Human Resource Management & Change Management
Facilitator: Dr. Marian Crowley-Henry
Submission Date: 17th November 2011
Student Name & ID: Martin Wickham 66134951
Self-check on Turnitin used: Yes
I declare that this assignment which I submit in partial fulfilment of the assessment requirements on MB602 is my own work, attributes relevant quotes and/or ideas to the respective authors/owners of such quotes/ideas, adheres to the Harvard style of referencing, and has not been submitted as an assignment elsewhere. Signed
Date: 17th November 2011
The most effective way to change an organization is to use evolutionary change. OR. The most effective way to change an organization is to use revolutionary change. Arguments in favour of evolutionary change
Change is a fact of life. It happens whether we like it or not. It can be argued that our ability to influence it or respond appropriately determines whether we feel in control and perceive ourselves as being successful in life either at a personal or organisational level. (Van De Ven and Poole, 1995) proposed four basic theories to explain change from an organisational perspective: lifecycles, teleological, dialectic and evolution. They also suggest that these “change motors” and their interplay can be used to analyse most theories of change (even complex ones). 1. Lifecycle theory is based on the phenomenon of organic growth, which describes a cycle from beginning to end or birth to death. There are usually a number of defined stages and milestones marking those stages along the way. 2. Teleology defines the change that occurs within an organisation as being goal or outcome driven. It assumes that the organisation is adaptive and purposeful and constructs the anticipated end state. 3. Dialectic theory assumes that the organisation exists in a pluralistic ever-changing world of colliding forces with different values and that stability exists only as a kind of balance of power between entities. 4. Evolution is most commonly associated with the Darwinian idea (Darwin, 1936) of gradual continuous and incremental change through variation, selection and retention. Teleological and dialectic models are considered to be constructive i.e. can generate new forms, which are discontinuous, while lifecycle and evolutionary change are more prescriptive in their outcomes. Prescriptive change tends to produce what (Watzlawick et al., 1974) describe as first-order change which is change within the system. For the purposes of this discussion, lifecycle and evolutionary change will be grouped because they both stand in stark contrast to the modes and outcomes of revolutionary change.
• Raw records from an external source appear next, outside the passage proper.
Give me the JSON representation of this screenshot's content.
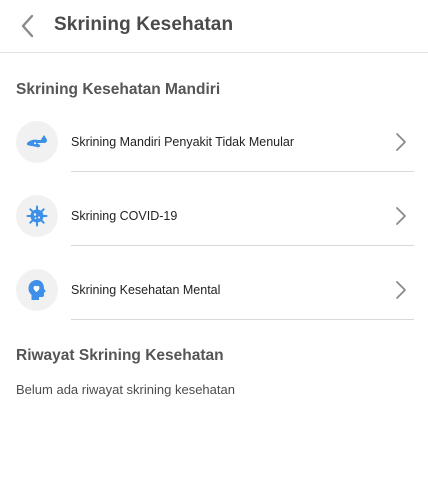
{
  "header": {
    "title": "Skrining Kesehatan",
    "back_icon": "chevron-left-icon"
  },
  "section_screening": {
    "title": "Skrining Kesehatan Mandiri",
    "items": [
      {
        "label": "Skrining Mandiri Penyakit Tidak Menular",
        "icon": "blood-drop-hand-icon"
      },
      {
        "label": "Skrining COVID-19",
        "icon": "virus-icon"
      },
      {
        "label": "Skrining Kesehatan Mental",
        "icon": "head-heart-icon"
      }
    ]
  },
  "section_history": {
    "title": "Riwayat Skrining Kesehatan",
    "empty_text": "Belum ada riwayat skrining kesehatan"
  },
  "colors": {
    "accent": "#3d8fe8",
    "icon_bg": "#f1f1f1",
    "divider": "#d9d9d9"
  }
}
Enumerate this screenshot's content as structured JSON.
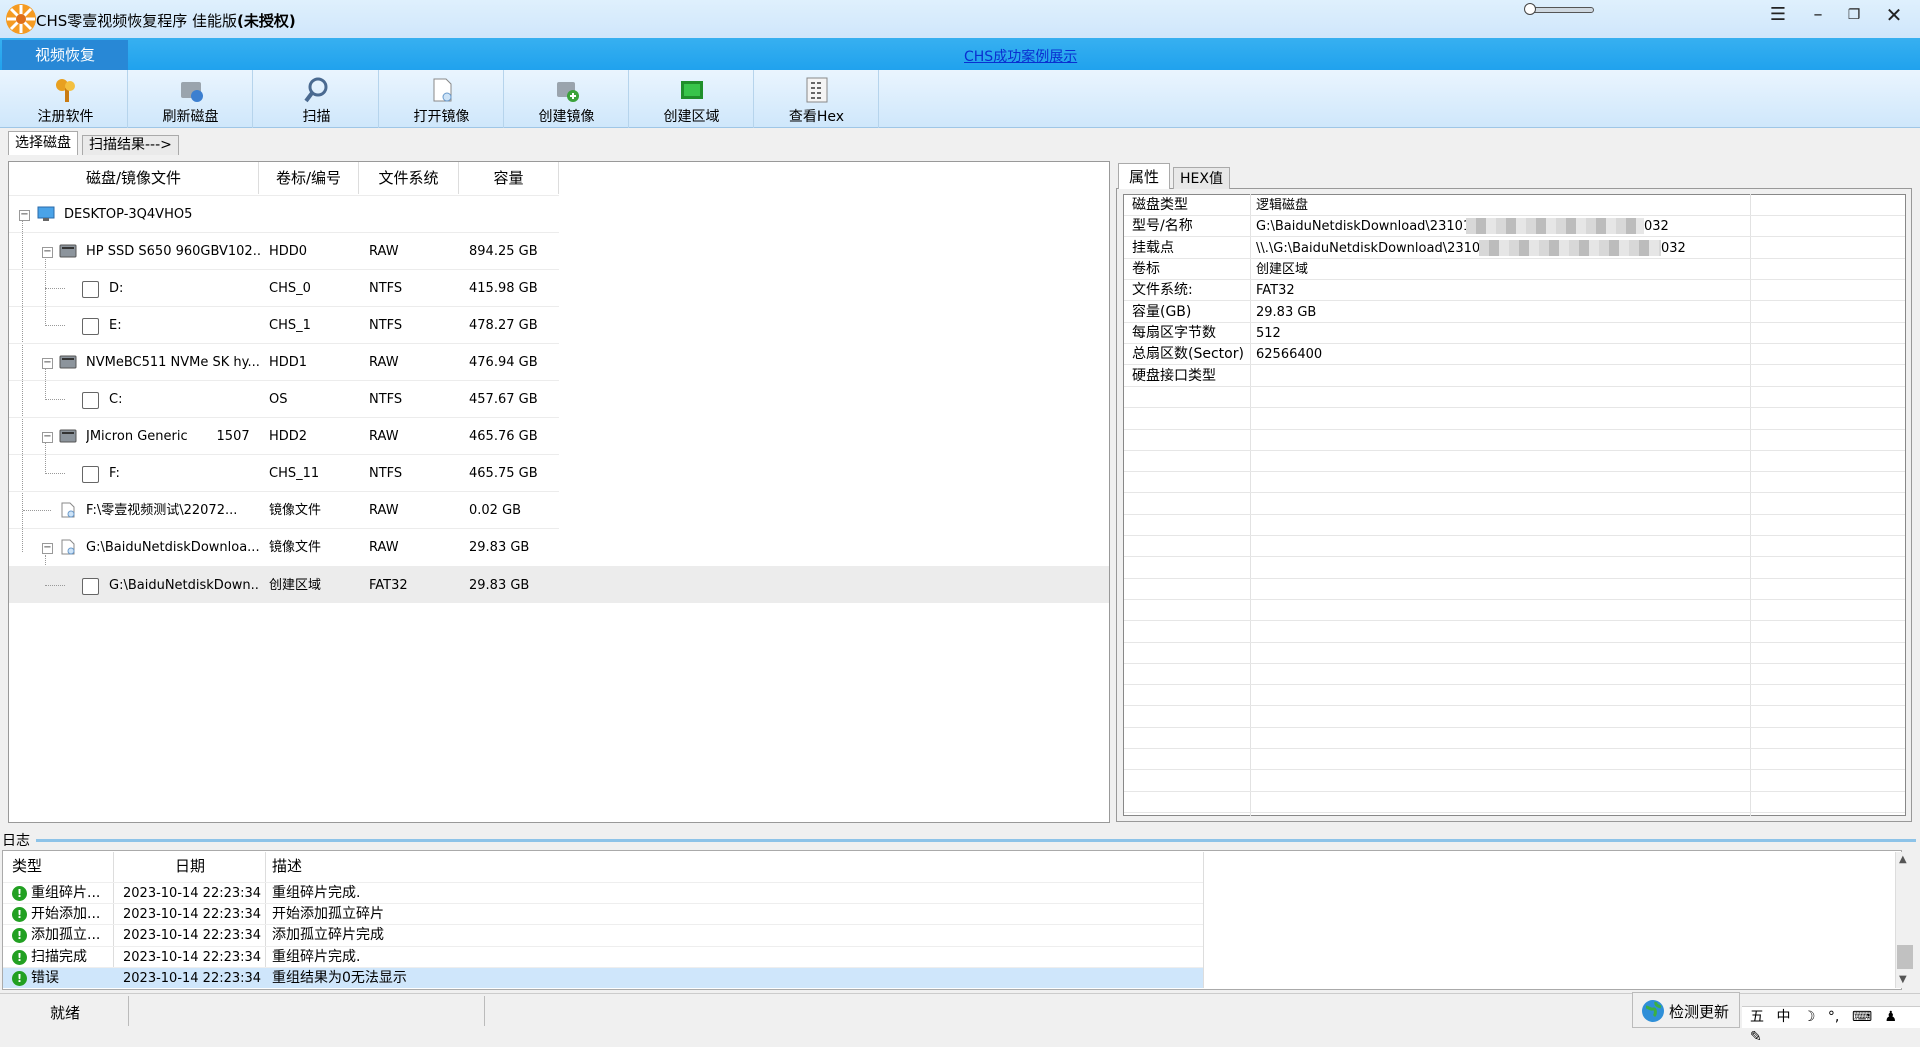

Much of the literature and even the news constantly reminds us of the need for change but often we are so fixated on change that we do not notice the number of things which stay the same (Huy and Mintzberg, 2003) identify three types of change: organic, systematic and dramatic. They argue that much of the effective change that happens is organic and happens by accident (organically) or results from some orderly steps (systematic). Times of crisis are usually associated with dramatic or revolutionary change, which is driven from the top, but the results of dramatic change can be bad as much as good. Systematic change is slow, considered and orderly and is often driven by specialists within the organisation or through external consultants. Organic change, on the other hand, tends to rise from with the ranks and is often un-managed. As such it can be somewhat unfocused and splintered but usually is not dramatic in its intent. It can, however, have a dramatic impact as it is driven from grass roots. If organic change can be fostered by charismatic leaders, it can be very powerful as it is internalised by members of the organisation. Huy and Mitzberg (2003) suggest that a balance between these three types of change...